For almost three years, Southern Research’s Director of Energy & Environment Tim Hansen, P.E., has been working with scientists around the world to formulate an international standard for evaluating new environmental technologies.
Put forth through the International Organization for Standardization in ISO 14034, standard establishes a framework for the verification of testing for innovative, environmentally beneficial products. Every year, global demand for these technologies is growing as companies seek to meet new environmental regulations, achieve sustainability goals, or lower their carbon footprints.
During the development of this standard, Hansen served as the designated U.S. technical expert to the working group for ISO 14034.
In this role, he provided input on the content of the standard, managed input and comments on drafts from the U.S. team, and represented their interests at semiannual international meetings. He also delivered presentations at workshops on the ISO standard that summarized the U.S. perspective on Environmental Technology Verification (ETV).
“ISO 14034 is a new international standard that will establish a framework for how to do high-quality, consistent evaluations and verifications of new, innovative technologies that can impact the environment,” Hansen said.

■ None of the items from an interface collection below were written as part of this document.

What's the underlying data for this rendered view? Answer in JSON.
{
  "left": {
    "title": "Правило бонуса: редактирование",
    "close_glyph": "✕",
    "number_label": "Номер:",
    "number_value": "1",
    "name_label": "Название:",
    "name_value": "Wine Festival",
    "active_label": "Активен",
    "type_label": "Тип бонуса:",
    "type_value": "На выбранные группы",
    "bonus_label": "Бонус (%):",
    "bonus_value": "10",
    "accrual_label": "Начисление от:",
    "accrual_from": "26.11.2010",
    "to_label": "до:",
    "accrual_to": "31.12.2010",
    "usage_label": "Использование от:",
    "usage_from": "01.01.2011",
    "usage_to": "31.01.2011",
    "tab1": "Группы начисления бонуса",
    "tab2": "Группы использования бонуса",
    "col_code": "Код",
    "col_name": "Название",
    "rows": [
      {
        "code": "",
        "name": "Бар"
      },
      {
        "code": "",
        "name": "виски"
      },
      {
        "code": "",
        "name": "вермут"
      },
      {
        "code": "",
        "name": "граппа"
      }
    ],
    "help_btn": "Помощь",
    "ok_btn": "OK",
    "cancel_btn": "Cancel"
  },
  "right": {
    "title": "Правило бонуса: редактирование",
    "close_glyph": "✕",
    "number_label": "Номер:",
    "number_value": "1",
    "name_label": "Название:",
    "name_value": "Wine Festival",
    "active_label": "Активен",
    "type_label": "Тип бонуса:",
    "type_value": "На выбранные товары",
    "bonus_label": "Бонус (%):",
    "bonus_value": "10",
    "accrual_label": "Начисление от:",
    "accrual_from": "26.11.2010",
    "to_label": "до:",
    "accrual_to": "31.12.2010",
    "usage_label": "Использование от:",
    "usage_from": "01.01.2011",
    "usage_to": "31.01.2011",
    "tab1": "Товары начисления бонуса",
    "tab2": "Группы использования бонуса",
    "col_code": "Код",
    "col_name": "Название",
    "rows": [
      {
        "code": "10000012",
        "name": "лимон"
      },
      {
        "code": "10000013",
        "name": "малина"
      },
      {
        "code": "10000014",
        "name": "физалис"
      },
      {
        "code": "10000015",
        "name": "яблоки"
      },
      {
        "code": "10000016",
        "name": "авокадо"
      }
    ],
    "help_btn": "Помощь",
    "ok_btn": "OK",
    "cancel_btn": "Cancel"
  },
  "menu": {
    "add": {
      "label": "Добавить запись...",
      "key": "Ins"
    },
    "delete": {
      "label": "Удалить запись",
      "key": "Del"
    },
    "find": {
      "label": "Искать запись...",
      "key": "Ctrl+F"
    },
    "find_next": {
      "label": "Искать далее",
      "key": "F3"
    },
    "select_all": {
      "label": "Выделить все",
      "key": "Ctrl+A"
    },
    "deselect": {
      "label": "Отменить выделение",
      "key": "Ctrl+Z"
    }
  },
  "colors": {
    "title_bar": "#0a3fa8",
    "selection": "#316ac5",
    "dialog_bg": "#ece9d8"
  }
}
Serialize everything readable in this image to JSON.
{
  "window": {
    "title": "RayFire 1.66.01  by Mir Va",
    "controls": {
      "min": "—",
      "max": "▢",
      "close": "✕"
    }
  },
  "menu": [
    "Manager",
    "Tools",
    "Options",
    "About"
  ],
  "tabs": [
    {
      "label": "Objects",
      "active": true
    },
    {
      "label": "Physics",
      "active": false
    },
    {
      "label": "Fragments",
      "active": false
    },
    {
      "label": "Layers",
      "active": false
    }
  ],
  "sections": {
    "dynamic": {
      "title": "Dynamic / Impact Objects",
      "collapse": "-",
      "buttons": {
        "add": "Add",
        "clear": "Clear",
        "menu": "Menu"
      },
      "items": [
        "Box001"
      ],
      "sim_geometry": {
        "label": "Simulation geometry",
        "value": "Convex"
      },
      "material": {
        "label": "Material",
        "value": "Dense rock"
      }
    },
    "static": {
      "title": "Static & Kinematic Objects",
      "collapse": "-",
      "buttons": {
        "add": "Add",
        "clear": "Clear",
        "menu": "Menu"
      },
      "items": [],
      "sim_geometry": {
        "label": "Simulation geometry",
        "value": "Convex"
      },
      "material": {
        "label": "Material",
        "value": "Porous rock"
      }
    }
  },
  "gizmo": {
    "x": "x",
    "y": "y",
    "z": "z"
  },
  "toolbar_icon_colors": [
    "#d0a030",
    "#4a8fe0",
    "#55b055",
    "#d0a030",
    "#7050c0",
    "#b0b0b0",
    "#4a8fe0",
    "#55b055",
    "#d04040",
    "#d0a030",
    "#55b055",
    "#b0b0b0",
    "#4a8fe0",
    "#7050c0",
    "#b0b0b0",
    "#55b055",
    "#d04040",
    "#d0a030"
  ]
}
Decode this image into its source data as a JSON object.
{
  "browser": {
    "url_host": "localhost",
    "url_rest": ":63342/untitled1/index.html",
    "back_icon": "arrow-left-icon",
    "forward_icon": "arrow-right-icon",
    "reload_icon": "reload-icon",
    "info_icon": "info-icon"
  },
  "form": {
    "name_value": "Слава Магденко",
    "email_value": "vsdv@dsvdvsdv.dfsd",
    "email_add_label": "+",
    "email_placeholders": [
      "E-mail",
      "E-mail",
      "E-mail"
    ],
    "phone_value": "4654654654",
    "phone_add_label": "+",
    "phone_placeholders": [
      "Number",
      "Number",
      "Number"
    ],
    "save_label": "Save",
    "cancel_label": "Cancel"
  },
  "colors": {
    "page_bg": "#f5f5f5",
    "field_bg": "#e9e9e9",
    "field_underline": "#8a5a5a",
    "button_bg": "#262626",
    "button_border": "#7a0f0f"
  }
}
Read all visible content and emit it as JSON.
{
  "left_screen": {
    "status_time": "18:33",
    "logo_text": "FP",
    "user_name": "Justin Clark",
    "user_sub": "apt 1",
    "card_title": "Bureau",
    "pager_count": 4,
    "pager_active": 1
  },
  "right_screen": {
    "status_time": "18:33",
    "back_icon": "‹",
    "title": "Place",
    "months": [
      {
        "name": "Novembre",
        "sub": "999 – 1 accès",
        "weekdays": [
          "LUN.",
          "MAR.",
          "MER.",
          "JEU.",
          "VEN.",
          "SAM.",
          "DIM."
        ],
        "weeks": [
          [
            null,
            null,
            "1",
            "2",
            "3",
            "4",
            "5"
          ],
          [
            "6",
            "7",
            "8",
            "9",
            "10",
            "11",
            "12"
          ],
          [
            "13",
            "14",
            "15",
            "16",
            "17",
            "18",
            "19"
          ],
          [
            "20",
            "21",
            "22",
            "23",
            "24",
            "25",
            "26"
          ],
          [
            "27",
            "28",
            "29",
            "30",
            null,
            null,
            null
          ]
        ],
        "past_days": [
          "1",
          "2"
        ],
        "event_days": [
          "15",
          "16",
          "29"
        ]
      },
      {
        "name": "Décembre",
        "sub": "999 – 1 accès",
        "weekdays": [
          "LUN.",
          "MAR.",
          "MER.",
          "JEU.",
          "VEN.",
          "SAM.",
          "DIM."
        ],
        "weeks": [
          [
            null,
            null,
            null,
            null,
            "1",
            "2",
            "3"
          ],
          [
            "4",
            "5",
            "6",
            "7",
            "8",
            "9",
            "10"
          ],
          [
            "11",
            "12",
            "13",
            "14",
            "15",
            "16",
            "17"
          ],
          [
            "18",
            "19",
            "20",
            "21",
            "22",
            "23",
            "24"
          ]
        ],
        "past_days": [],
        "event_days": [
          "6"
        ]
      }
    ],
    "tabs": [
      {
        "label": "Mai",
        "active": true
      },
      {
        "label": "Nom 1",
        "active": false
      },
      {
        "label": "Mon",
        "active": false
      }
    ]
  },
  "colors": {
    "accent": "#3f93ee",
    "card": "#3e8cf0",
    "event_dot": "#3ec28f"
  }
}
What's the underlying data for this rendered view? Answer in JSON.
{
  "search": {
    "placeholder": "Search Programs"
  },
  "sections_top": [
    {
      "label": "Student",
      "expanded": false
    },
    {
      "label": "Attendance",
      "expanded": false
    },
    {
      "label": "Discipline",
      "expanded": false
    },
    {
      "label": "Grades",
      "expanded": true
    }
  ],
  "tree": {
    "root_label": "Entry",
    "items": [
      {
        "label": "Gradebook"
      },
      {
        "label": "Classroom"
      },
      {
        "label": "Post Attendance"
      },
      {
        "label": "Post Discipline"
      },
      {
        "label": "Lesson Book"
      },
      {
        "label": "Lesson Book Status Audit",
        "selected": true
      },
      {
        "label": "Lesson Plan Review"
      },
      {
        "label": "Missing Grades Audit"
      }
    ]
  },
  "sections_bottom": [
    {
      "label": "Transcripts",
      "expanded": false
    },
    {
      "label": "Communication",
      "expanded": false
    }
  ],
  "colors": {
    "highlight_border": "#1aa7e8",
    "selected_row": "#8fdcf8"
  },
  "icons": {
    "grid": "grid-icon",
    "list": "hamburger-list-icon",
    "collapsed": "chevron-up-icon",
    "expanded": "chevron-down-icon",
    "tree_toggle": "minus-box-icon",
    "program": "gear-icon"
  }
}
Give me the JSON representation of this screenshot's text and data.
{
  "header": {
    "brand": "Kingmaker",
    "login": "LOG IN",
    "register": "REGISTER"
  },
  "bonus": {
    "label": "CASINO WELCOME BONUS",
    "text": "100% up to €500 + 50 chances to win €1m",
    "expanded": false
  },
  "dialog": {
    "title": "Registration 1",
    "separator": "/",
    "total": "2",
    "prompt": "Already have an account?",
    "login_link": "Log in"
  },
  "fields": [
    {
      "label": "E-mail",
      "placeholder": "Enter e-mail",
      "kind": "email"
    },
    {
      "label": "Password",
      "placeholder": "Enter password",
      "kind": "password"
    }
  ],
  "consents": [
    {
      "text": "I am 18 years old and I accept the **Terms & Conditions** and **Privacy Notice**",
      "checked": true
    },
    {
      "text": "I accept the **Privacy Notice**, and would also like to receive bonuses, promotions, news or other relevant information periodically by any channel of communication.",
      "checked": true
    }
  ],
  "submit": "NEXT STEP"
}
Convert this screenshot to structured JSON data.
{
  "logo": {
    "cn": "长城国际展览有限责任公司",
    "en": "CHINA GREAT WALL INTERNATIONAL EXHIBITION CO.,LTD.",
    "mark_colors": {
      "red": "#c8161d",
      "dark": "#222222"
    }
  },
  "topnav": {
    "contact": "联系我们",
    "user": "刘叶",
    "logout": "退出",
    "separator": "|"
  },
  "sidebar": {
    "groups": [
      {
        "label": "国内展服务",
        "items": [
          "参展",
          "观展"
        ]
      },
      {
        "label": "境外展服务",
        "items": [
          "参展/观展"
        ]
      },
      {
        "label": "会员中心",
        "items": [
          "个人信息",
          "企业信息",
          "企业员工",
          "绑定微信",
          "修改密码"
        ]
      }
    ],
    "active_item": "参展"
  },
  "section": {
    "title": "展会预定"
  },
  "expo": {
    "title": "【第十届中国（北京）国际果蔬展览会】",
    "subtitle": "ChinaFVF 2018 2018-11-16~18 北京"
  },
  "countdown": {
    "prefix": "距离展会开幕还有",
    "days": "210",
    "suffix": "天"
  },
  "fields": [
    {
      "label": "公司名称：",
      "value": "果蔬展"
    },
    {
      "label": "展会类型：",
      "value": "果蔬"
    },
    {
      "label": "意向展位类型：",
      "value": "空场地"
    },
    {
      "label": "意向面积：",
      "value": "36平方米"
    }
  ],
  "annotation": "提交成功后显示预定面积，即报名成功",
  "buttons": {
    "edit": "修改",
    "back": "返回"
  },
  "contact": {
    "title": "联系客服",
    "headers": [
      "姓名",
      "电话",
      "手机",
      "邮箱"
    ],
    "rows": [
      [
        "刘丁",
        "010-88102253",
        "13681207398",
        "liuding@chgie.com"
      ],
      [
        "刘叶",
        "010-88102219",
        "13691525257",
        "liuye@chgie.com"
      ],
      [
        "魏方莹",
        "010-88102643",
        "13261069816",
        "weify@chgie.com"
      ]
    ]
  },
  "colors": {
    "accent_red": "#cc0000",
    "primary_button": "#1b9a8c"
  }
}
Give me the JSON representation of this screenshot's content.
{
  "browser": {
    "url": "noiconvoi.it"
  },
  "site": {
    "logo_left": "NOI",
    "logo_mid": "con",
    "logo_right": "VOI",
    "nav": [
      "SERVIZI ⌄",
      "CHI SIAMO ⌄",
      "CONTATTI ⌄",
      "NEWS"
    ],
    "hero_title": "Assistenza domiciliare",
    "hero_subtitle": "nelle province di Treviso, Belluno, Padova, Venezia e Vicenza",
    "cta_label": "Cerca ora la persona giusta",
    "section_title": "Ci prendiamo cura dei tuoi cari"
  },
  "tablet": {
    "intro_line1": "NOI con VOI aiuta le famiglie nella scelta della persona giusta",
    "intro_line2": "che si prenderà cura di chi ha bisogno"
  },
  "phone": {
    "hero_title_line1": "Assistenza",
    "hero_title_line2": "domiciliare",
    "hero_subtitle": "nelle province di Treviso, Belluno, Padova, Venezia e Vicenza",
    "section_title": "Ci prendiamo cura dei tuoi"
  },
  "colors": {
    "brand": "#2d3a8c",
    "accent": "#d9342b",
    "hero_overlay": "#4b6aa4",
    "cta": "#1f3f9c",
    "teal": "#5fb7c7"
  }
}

By making the evaluations more consistent, manufacturers can prove the reliability of their performance claims, and potential buyers can identify technology that fits their needs and compare it to other products on the market. More consistency in testing allows consumers to have more faith in the results of these tests.
“One of the goals is to make sure that technology evaluations, done under the ISO 14034 standard, are conducted with a certain level of quality,” Hansen said.
Earlier this year, Southern Research participated in a technology evaluation using a draft of the standard in partnership with Environment Canada and Canada’s ETV execution partner, Globe Performance Solutions (GPS). In this test, Southern Research tested an organic Rankine cycle generator provided by Electratherm that uses waste heat from a diesel generator’s exhaust to produce additional electric power.
“GPS used the draft version of the standard to perform the verification of our test results and Electratherm’s energy efficiency performance claim,” Hansen said. “The goal was to utilize the ISO standard and provide feedback to Environment Canada on any issues with the implementation as a case study and learning tool.”
ISO 14034 seeks to ensure rigorous, independent, high-quality evaluations are done by establishing accepted management and testing practices, reporting requirements, and verification principles. Through these evaluations, producers gain independently verified data to use in marketing, and the perceived risk of adopting new technologies is lessened for buyers and investors.
In addition to aiding decisions about technology adoption, these standards can also provide clear information to legislators and regulators about how these technologies work.
For this standard to be put into practice in the U.S., it will need to be adopted by the American National Standards Institute. That process is under way, Hansen said, and should be completed by early 2017.
EVALUATING CLEAN TECHNOLOGIES
Hansen’s work on ISO 14034 is far from his first encounter with Environmental Technology Verification (ETV) research. In fact, Southern Research scientists have been working on ETV since the mid-1990s.
“We were one of the original partners on the EPA’s ETV program,” Hansen said. “The original driver for environmental technology verification (ETV) research was that it’s hard to make decisions on which technologies to use and which are beneficial because there are so many coming out with marketing claims.”
For almost two decades, their work was mainly focused on greenhouse gas mitigation technology. The Southern Research center tested and evaluated more than 40 technologies under this program.
“We’ve continued doing those kinds of test and evaluation programs for a variety of government and commercial customers using similar methodology since then.”
At the time, the EPA’s ETV program and the Southern Research Greenhouse Gas Technology Center were the first of their kind in the world. Other countries began to establish similar programs.
“As those other programs got established, we started looking for ways we could share information or share results of verifications,” Hansen said. “We had to make sure we were all doing it the same way, so one of the approaches was to develop an international standard. The idea was first brought up in the 2000s, and we decided to pursue an ISO standard.”
Going forward, Southern Research is in a unique position.
“We can be a verifier of technology, making sure the evaluation process and test data are verified and up to the ISO 14034 requirements, or we can be the testing body that actually does the testing work and partner with other independent groups that verify our work,” Hansen said.
“The ETV process was really put in place to help people get the information and data on how these technologies perform so they can make decisions about what technologies to implement,” he added. “There are a variety of ways these developments could actually impact the population, the environment, and public health.”